Maintaining Healthy Bones

Calcium is the building block of bone, but it also participates in many other important functions in the body. For instance, muscle contraction, nerve function, and brain function all depend on the presence of calcium in just the right amounts. Your skeleton acts as a calcium bank. If your diet is insufficient in calcium intake, the body will withdraw calcium from the bones to preserve essential function. Dietary calcium is critical to bone health and for maintaining strong bones, but calcium alone is not enough.

Vitamin D

Like calcium, vitamin D is critical to bone health. It is made in the skin and interacts with nearly every cell in the body. Vitamin D plays a role in our immune function and heart function as well as regulates gene expression. It also plays an important role in regulating calcium absorption from the food we eat and the maintenance of calcium and phosphorus levels in the blood. Vitamin D deficiency can lead to osteoporosis.

Weight-Bearing Exercises

Your skeleton is living tissue and responds to the demands you place on it. Increased load-bearing by the skeleton signals the body to build bone and make it stronger, while lack of physical load signals the body to resorb bone. Weight-bearing exercises, like walking, running, and weight training, are critical to maintaining healthy bones that can withstand forces.

Fall Prevention

Falls from standing height result in more than 500,000 osteoporosis-related fractures each year.
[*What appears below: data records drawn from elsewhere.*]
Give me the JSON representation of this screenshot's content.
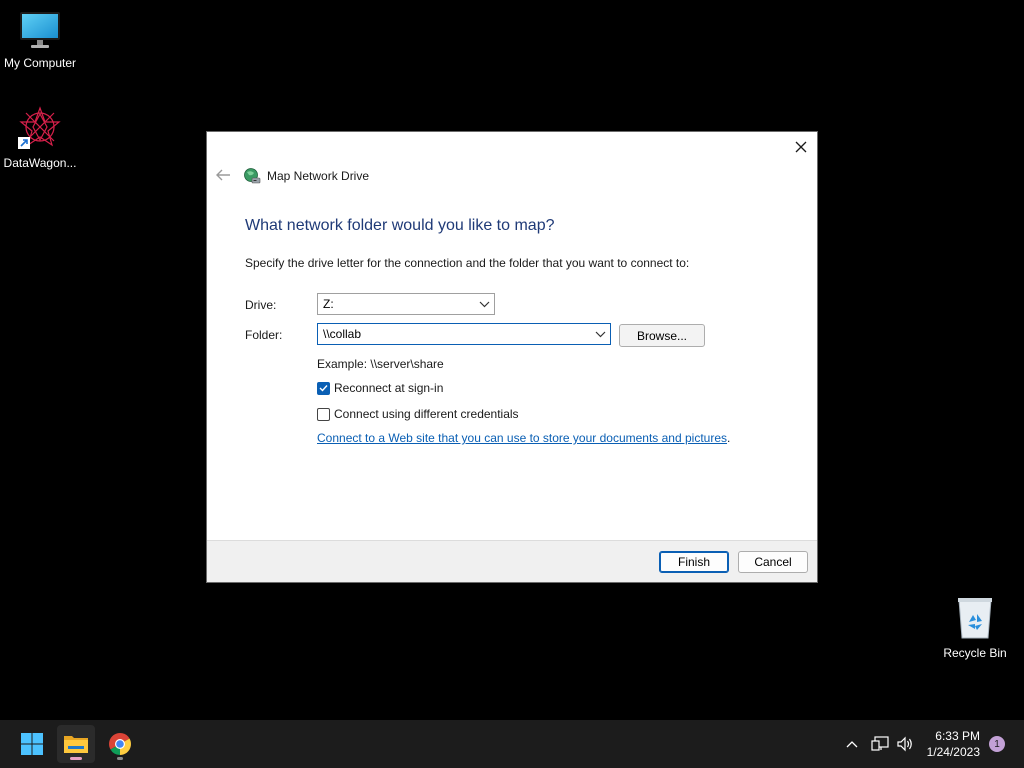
{
  "desktop": {
    "icons": [
      {
        "label": "My Computer"
      },
      {
        "label": "DataWagon..."
      },
      {
        "label": "Recycle Bin"
      }
    ]
  },
  "dialog": {
    "title": "Map Network Drive",
    "heading": "What network folder would you like to map?",
    "instructions": "Specify the drive letter for the connection and the folder that you want to connect to:",
    "drive": {
      "label": "Drive:",
      "value": "Z:"
    },
    "folder": {
      "label": "Folder:",
      "value": "\\\\collab"
    },
    "browse_label": "Browse...",
    "example": "Example: \\\\server\\share",
    "reconnect": {
      "label": "Reconnect at sign-in",
      "checked": true
    },
    "credentials": {
      "label": "Connect using different credentials",
      "checked": false
    },
    "link_text": "Connect to a Web site that you can use to store your documents and pictures",
    "link_suffix": ".",
    "finish_label": "Finish",
    "cancel_label": "Cancel"
  },
  "taskbar": {
    "time": "6:33 PM",
    "date": "1/24/2023",
    "notification_count": "1"
  },
  "colors": {
    "accent": "#0a5fb4",
    "heading": "#1f3a77",
    "taskbar": "#1c1c1c"
  }
}
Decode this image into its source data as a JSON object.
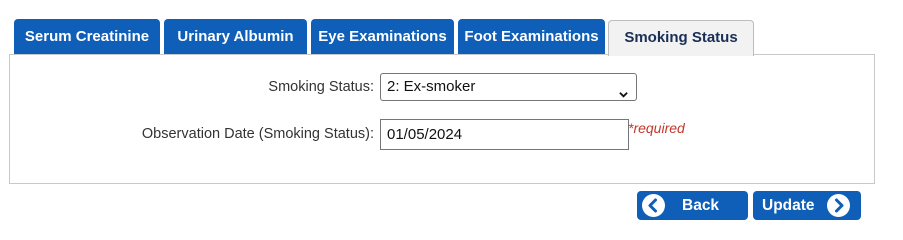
{
  "tabs": [
    {
      "label": "Serum Creatinine",
      "active": false
    },
    {
      "label": "Urinary Albumin",
      "active": false
    },
    {
      "label": "Eye Examinations",
      "active": false
    },
    {
      "label": "Foot Examinations",
      "active": false
    },
    {
      "label": "Smoking Status",
      "active": true
    }
  ],
  "form": {
    "smoking_status_label": "Smoking Status:",
    "smoking_status_value": "2: Ex-smoker",
    "observation_date_label": "Observation Date (Smoking Status):",
    "observation_date_value": "01/05/2024",
    "required_text": "*required"
  },
  "buttons": {
    "back_label": "Back",
    "update_label": "Update"
  },
  "colors": {
    "tab_blue": "#0f5fb8",
    "required_red": "#c0392b"
  }
}
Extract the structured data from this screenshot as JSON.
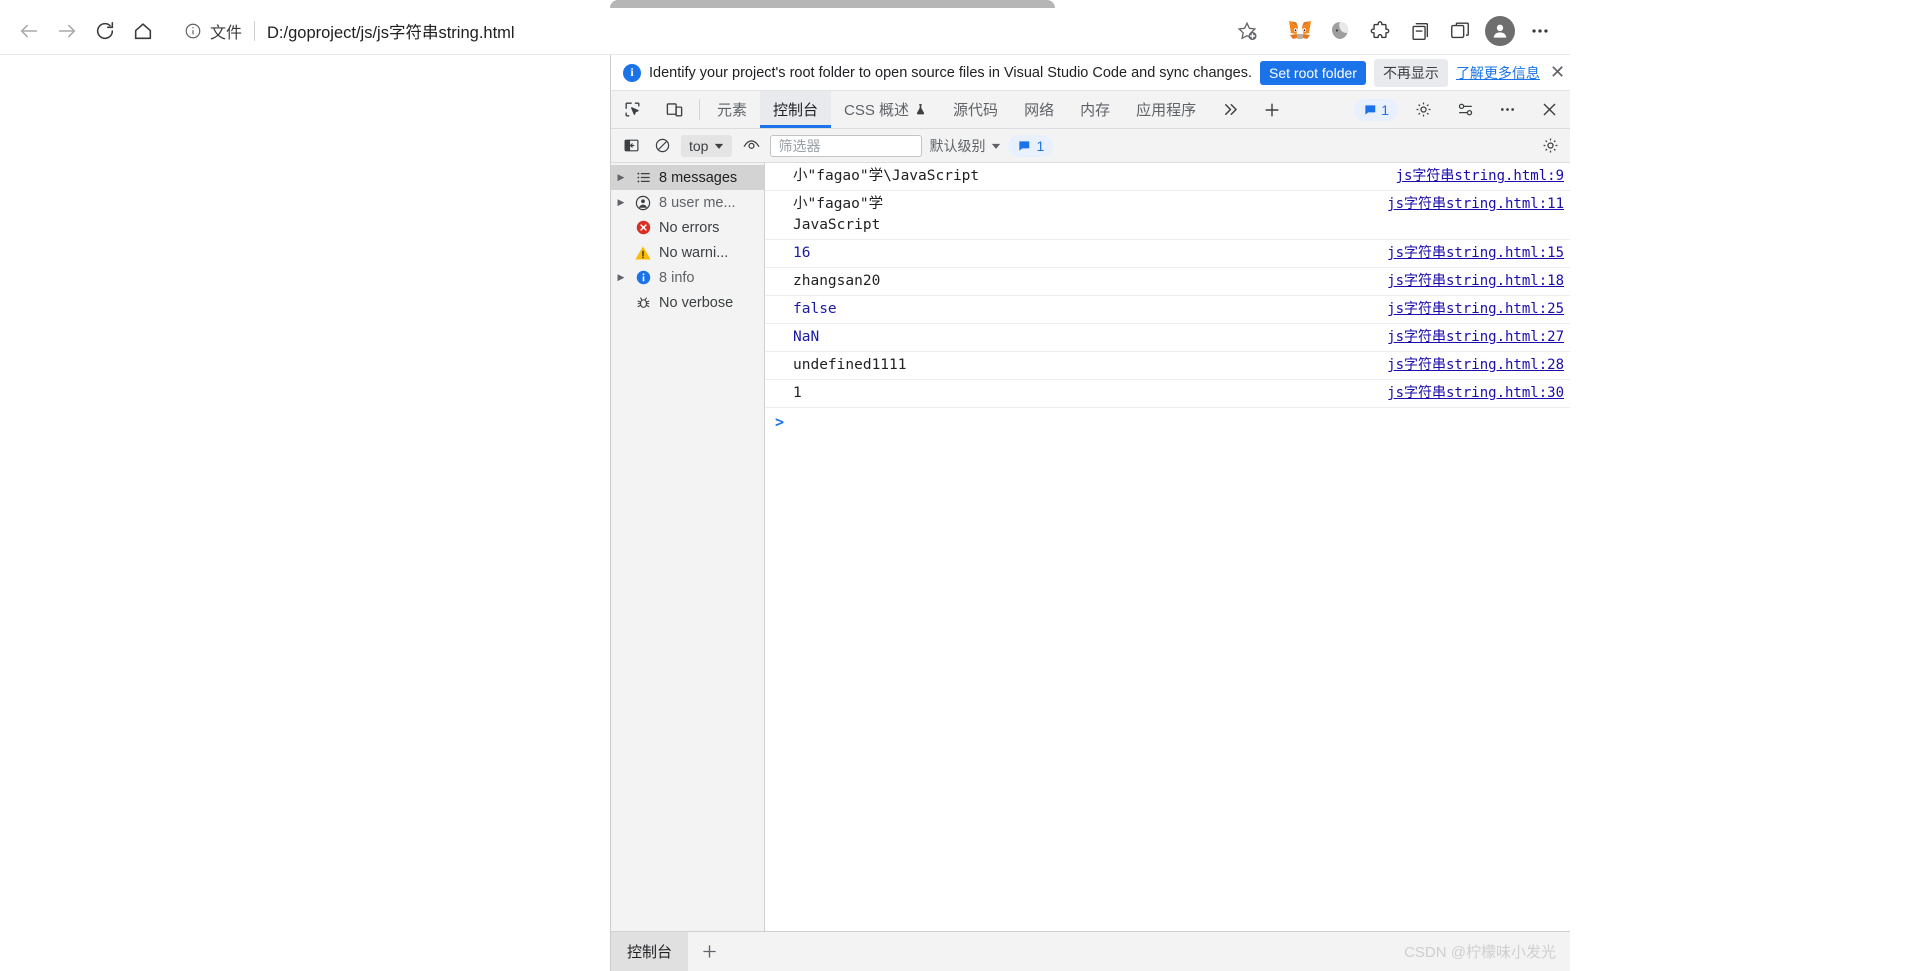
{
  "browser": {
    "nav": {
      "back_icon": "arrow-left-icon",
      "forward_icon": "arrow-right-icon",
      "reload_icon": "reload-icon",
      "home_icon": "home-icon"
    },
    "omnibox": {
      "info_icon": "info-circle-icon",
      "file_label": "文件",
      "url": "D:/goproject/js/js字符串string.html",
      "favorite_icon": "add-favorite-star-icon"
    },
    "extensions": [
      {
        "name": "metamask-extension-icon",
        "label": "MetaMask"
      },
      {
        "name": "extension-icon",
        "label": "Extension"
      },
      {
        "name": "puzzle-extensions-icon",
        "label": "Extensions"
      },
      {
        "name": "collections-icon",
        "label": "Collections"
      },
      {
        "name": "browser-essentials-icon",
        "label": "Browser essentials"
      }
    ],
    "profile_icon": "profile-avatar-icon",
    "more_icon": "more-settings-ellipsis-icon"
  },
  "devtools": {
    "infobar": {
      "icon": "info-circle-icon",
      "message": "Identify your project's root folder to open source files in Visual Studio Code and sync changes.",
      "primary_button": "Set root folder",
      "secondary_button": "不再显示",
      "learn_more": "了解更多信息",
      "close_icon": "close-icon"
    },
    "tabs": {
      "inspect_icon": "inspect-element-icon",
      "device_toolbar_icon": "device-toolbar-icon",
      "items": [
        {
          "label": "元素",
          "active": false,
          "icon": null
        },
        {
          "label": "控制台",
          "active": true,
          "icon": null
        },
        {
          "label": "CSS 概述",
          "active": false,
          "icon": "experiment-flask-icon"
        },
        {
          "label": "源代码",
          "active": false,
          "icon": null
        },
        {
          "label": "网络",
          "active": false,
          "icon": null
        },
        {
          "label": "内存",
          "active": false,
          "icon": null
        },
        {
          "label": "应用程序",
          "active": false,
          "icon": null
        }
      ],
      "more_tabs_icon": "chevron-double-right-icon",
      "add_tab_icon": "plus-icon",
      "issues_badge": "1",
      "issues_icon": "message-bubble-icon",
      "settings_icon": "gear-icon",
      "customize_icon": "customize-devtools-icon",
      "more_icon": "more-options-ellipsis-icon",
      "close_icon": "close-devtools-icon"
    },
    "console_toolbar": {
      "sidebar_toggle_icon": "console-sidebar-toggle-icon",
      "clear_icon": "clear-console-icon",
      "context": "top",
      "context_chevron": "chevron-down-icon",
      "eye_icon": "live-expression-eye-icon",
      "filter_placeholder": "筛选器",
      "level": "默认级别",
      "level_chevron": "chevron-down-icon",
      "message_badge": "1",
      "message_badge_icon": "message-bubble-icon",
      "settings_icon": "gear-icon"
    },
    "console_sidebar": [
      {
        "label": "8 messages",
        "icon": "list-messages-icon",
        "selected": true,
        "expandable": true
      },
      {
        "label": "8 user me...",
        "icon": "user-message-icon",
        "selected": false,
        "expandable": true
      },
      {
        "label": "No errors",
        "icon": "error-circle-icon",
        "selected": false,
        "expandable": false
      },
      {
        "label": "No warni...",
        "icon": "warning-triangle-icon",
        "selected": false,
        "expandable": false
      },
      {
        "label": "8 info",
        "icon": "info-circle-icon",
        "selected": false,
        "expandable": true
      },
      {
        "label": "No verbose",
        "icon": "bug-verbose-icon",
        "selected": false,
        "expandable": false
      }
    ],
    "console_log": [
      {
        "text": "小\"fagao\"学\\JavaScript",
        "type": "string",
        "source": "js字符串string.html:9"
      },
      {
        "text": "小\"fagao\"学\nJavaScript",
        "type": "string",
        "source": "js字符串string.html:11"
      },
      {
        "text": "16",
        "type": "number",
        "source": "js字符串string.html:15"
      },
      {
        "text": "zhangsan20",
        "type": "string",
        "source": "js字符串string.html:18"
      },
      {
        "text": "false",
        "type": "bool",
        "source": "js字符串string.html:25"
      },
      {
        "text": "NaN",
        "type": "number",
        "source": "js字符串string.html:27"
      },
      {
        "text": "undefined1111",
        "type": "string",
        "source": "js字符串string.html:28"
      },
      {
        "text": "1",
        "type": "string",
        "source": "js字符串string.html:30"
      }
    ],
    "prompt_caret": ">",
    "drawer": {
      "tab_label": "控制台",
      "add_icon": "plus-icon"
    }
  },
  "watermark": "CSDN @柠檬味小发光"
}
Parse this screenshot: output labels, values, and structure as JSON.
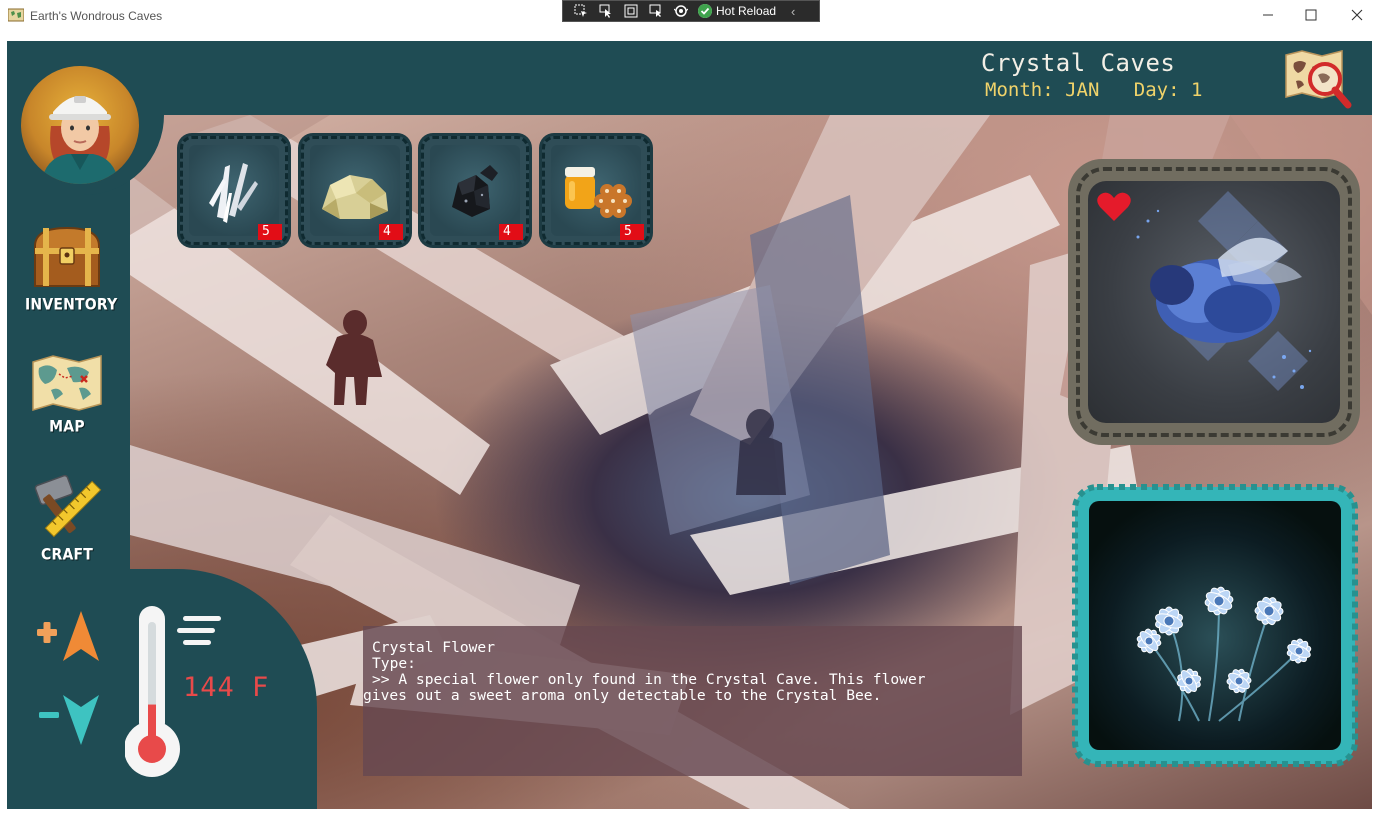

Strength, balance, and gait training can all contribute to reducing a person’s risk of falling, which will reduce the risk of fracture. Our physical therapists are experts at assessing a patient’s risk of falling as well as at designing customized programs to meet each patient’s individual needs.

Testing & Risk Assessment

While most osteoporosis can be attributed to age, 20 – 30 percent of women and up to 50 percent of men have osteoporosis due to another medical condition, medication, or another underlying cause. All patients—especially younger patients—should be evaluated for a secondary cause of osteoporosis. Our physician assistant, Lori, will order testing and look for clues in your medical history to ensure that the appropriate diagnosis is made and the right treatment is used.

A DEXA scan, which stands for dual-energy X-ray absorptiometry, is a special radiologic test to examine bone density. DEXA is an important part of assessing fracture risk and bone health, but it does not tell the whole story. We use DEXA as one piece of the puzzle in assessing your fracture risk.

Medication to Treat Osteoporosis & Low Bone Mass

For many patients, healthier bones mean taking the steps above of getting adequate calcium and vitamin D and performing weight-bearing exercises. However, for those at high risk of fracture, there are medications that can reduce the incidence of fracture by 50 percent. That’s the same risk reduction as wearing a seatbelt while driving! These medications are the most powerful tool we have in reducing fracture risk, and newer agents are now available that can dramatically increase bone density. Lori will work with you to determine whether a medication is indicated as well as weigh the risks and benefits with you.

To schedule an appointment with Lori Nacius, PA-C, please schedule an appointment online or call 303.449.2730.

Bone Health Resources